"Texas A&M, it's an all-purpose school," veteran Texas A&M women's coach Gary Blair said. "We're not just a football school. We're not just (Heisman Trophy winners) Johnny Manziel, John David Crow. We win in everything. Every sport we win. But what this means, it's our first SEC championship. We've got individual championships, which we've already won. We've got West Divisions. Well, there's no divisions in basketball. And we inherited the hardest schedule in the SEC in conference play."

Bone sat the bulk of the first half with foul trouble and had just four points at intermission. But she was dominant in the second half, particularly during two decisive runs, and finished with 18 points and 15 rebounds.

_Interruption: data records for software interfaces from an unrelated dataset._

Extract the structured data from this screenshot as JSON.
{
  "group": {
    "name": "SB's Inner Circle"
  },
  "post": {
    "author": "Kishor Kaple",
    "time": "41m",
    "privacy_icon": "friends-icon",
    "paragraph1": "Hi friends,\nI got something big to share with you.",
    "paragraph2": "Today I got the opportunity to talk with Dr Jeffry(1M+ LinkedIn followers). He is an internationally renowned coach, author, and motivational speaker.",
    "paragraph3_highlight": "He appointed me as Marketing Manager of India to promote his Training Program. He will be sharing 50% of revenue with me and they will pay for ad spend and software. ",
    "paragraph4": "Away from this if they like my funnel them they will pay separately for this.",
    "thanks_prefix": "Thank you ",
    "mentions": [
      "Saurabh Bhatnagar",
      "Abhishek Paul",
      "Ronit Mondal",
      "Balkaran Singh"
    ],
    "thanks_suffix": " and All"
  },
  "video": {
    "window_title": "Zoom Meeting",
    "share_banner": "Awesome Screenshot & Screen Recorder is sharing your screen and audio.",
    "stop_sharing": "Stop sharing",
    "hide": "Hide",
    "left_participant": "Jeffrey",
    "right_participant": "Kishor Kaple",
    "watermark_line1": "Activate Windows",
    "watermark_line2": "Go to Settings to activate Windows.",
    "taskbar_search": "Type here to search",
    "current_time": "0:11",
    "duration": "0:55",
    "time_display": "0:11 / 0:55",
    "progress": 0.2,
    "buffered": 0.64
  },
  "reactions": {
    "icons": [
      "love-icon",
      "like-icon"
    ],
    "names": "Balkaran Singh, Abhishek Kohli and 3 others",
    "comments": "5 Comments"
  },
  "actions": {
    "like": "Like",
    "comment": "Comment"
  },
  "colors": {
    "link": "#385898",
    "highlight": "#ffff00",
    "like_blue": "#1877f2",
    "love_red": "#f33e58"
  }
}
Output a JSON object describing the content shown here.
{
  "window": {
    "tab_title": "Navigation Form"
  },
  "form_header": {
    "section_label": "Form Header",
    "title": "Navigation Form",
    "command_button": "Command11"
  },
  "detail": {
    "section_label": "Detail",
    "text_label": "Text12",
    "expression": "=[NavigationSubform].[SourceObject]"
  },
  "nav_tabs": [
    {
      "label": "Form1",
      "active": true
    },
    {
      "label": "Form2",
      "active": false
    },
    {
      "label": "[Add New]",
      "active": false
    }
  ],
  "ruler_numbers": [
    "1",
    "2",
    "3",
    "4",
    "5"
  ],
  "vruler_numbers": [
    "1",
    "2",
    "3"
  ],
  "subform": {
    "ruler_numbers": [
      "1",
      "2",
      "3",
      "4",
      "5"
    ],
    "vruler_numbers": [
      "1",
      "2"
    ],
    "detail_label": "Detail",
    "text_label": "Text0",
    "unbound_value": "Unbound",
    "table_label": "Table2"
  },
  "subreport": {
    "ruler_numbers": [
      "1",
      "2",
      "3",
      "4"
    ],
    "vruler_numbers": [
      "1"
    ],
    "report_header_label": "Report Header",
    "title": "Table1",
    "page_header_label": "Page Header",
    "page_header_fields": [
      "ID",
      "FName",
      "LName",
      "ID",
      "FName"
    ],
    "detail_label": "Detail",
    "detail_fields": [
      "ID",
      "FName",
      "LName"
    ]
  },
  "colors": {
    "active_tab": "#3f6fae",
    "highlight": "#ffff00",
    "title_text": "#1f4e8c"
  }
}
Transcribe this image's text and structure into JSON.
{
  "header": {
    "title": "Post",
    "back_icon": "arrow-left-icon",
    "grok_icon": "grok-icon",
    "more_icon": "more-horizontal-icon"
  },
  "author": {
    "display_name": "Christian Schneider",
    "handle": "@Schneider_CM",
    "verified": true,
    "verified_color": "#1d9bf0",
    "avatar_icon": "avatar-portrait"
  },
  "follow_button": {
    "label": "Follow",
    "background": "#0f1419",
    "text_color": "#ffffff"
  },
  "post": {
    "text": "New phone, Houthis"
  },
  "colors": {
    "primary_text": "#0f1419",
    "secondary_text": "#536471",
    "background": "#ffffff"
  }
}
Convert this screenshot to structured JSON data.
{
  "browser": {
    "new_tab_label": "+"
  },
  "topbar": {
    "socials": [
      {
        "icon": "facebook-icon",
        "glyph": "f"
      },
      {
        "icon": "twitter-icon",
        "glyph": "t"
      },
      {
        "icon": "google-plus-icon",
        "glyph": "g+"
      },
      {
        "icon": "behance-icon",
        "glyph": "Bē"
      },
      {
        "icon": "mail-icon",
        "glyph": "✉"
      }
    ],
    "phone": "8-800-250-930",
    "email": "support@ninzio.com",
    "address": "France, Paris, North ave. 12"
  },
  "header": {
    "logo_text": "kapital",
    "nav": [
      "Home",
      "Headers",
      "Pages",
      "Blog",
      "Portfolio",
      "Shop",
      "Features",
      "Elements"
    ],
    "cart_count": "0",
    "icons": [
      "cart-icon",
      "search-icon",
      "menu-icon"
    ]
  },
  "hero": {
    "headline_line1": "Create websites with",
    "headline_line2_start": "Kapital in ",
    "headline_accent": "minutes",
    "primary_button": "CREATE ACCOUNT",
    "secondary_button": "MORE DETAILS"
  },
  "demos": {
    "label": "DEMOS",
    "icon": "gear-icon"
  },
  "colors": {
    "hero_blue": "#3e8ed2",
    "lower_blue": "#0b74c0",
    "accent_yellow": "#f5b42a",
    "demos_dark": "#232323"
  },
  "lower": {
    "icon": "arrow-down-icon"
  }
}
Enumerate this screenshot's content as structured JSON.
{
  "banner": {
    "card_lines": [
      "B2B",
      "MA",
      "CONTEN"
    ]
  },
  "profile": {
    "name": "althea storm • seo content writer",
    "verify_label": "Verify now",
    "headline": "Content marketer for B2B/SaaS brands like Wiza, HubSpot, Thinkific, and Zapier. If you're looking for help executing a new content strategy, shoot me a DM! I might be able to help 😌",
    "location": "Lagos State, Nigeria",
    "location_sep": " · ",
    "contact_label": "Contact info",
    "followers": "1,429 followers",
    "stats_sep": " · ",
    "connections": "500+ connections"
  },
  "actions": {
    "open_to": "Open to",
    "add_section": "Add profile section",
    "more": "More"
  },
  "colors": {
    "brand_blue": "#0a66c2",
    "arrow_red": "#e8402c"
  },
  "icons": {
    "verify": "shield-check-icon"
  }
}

She was efficient on her offensive touches, making 8 of 12 field goals, which helped the Aggies make 16 of 32 second-half shots. Meanwhile, Kentucky struggled to 12 of 38 (31.6 percent) second-half shooting and watched its two-point halftime lead quickly disappear.

It was a satisfying return to the league for Bone, who was the SEC freshman of the year as a South Carolina freshman before transferring to Texas A&M.

"It's a storybook ending for me," Bone said. "I fell in love with the Southeastern Conference as a little girl and always wanted to play in the Southeastern Conference. That was a lot of the reason why I made my initial decision. Going back to the Big 12, then boom, I'm back here in the SEC. That doesn't happen to everybody who transfers. I'm probably the only person who can ever say that.

"For me, this is about my team. We could still be in the Big 12. We could be in the Big Ten. It didn't really matter. I'm happy, having fun with the group of girls that I go to practice and line up with every day. We're just having fun. When we're having fun, we're a hard team to beat."

Bone got plenty of help from her teammates throughout the tournament run.

Kristi Bellock had 15 points and eight rebounds in the finals, Courtney Walker had 14 points and seven rebounds and Courtney Williams added 11 points for the Aggies (24-9), who lost to the Wildcats twice during the regular season.

Kentucky (27-5) was led by A'dia Mathies' 19 points and seven rebounds. Jennifer O'Neill contributed 17 points and DeNesha Stallworth scored 10 as the Wildcats fell just short of their second SEC Tourney title ever — the only previous win came in 1982.

Much of of their issues on Sunday involved slowing down Bone.

"Yeah, you really have to have a good team effort to guard her," Kentucky head coach Matthew Mitchell said. "We did that very effectively in College Station. We didn't today. It's very disappointing to get this close and not be able to win. But if you let her get that close to the rim, she's going to have a big day on you. She certainly did."

The five-day showcase, which returned to Gwinnett after a two-year hiatus, drew more than 29,000 fans despite two of its major attendance draws, Tennessee and Georgia, both losing in the semifinals. The venue previously hosted it in 2007 and 2010.

Local fans won't have to wait for the SEC Tourney's return to the Arena at Gwinnett Center, which also hosts the event in 2014.

"That was a great game for television, just like any time you have an SEC championship," Blair said. "The SEC is back, OK. The SEC is back. I know we were in the Big 12 and we thought we were the best back then. Probably Baylor is (best) on the court right now. But the SEC, with the tournament that we had here, with the quality and the depth of this league, it's going to be special in years to come."